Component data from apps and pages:
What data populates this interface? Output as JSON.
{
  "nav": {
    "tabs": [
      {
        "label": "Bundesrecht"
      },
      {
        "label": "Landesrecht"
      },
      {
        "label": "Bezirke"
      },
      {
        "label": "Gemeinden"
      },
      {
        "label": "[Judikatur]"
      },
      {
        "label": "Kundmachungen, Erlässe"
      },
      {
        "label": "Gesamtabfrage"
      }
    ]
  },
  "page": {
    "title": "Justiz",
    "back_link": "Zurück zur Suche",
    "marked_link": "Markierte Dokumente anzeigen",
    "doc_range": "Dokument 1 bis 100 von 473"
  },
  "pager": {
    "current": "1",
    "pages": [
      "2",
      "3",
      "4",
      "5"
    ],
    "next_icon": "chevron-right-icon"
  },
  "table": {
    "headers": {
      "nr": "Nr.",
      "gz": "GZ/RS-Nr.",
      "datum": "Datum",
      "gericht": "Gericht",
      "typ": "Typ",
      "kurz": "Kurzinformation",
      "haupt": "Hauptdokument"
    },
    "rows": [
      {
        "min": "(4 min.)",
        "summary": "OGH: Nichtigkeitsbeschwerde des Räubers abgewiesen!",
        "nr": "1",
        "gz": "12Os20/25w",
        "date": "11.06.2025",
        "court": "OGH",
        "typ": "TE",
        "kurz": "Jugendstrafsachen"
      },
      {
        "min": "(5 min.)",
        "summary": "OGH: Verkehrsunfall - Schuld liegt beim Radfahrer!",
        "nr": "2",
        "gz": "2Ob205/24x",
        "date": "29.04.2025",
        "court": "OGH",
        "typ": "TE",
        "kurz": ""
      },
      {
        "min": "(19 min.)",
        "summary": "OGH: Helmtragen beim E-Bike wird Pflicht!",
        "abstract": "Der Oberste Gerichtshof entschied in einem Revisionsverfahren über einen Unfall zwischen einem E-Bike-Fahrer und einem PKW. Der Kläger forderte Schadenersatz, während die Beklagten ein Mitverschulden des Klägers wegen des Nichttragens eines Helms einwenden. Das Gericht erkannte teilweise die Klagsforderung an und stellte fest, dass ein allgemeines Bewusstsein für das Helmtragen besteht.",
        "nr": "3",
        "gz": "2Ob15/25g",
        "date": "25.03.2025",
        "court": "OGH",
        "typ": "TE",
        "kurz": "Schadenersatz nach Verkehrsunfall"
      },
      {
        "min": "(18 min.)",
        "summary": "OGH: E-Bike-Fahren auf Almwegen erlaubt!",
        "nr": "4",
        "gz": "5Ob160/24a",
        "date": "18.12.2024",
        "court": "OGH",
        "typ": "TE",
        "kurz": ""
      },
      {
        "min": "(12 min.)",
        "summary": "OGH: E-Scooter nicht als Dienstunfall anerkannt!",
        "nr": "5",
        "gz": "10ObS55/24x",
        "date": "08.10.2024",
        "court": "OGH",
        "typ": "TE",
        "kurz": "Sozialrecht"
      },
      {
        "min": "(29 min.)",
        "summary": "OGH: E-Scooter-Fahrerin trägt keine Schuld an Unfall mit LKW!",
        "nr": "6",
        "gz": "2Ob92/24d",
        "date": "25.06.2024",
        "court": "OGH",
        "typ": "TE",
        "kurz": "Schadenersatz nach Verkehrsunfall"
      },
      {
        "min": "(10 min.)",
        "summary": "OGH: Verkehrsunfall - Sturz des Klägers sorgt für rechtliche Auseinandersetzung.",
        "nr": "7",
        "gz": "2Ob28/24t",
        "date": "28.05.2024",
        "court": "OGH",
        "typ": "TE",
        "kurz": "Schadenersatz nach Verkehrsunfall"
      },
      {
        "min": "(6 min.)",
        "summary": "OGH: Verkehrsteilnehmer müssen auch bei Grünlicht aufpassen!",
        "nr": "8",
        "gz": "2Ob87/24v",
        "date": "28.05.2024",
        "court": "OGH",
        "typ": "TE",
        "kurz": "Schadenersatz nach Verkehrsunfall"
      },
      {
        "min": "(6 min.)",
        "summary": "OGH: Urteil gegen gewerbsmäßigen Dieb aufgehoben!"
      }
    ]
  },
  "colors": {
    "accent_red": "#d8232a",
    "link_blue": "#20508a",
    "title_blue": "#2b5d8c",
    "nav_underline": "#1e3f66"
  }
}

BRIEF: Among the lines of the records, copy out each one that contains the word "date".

ANSWER SPACE:
        "date": "11.06.2025",
        "date": "29.04.2025",
        "date": "25.03.2025",
        "date": "18.12.2024",
        "date": "08.10.2024",
        "date": "25.06.2024",
        "date": "28.05.2024",
        "date": "28.05.2024",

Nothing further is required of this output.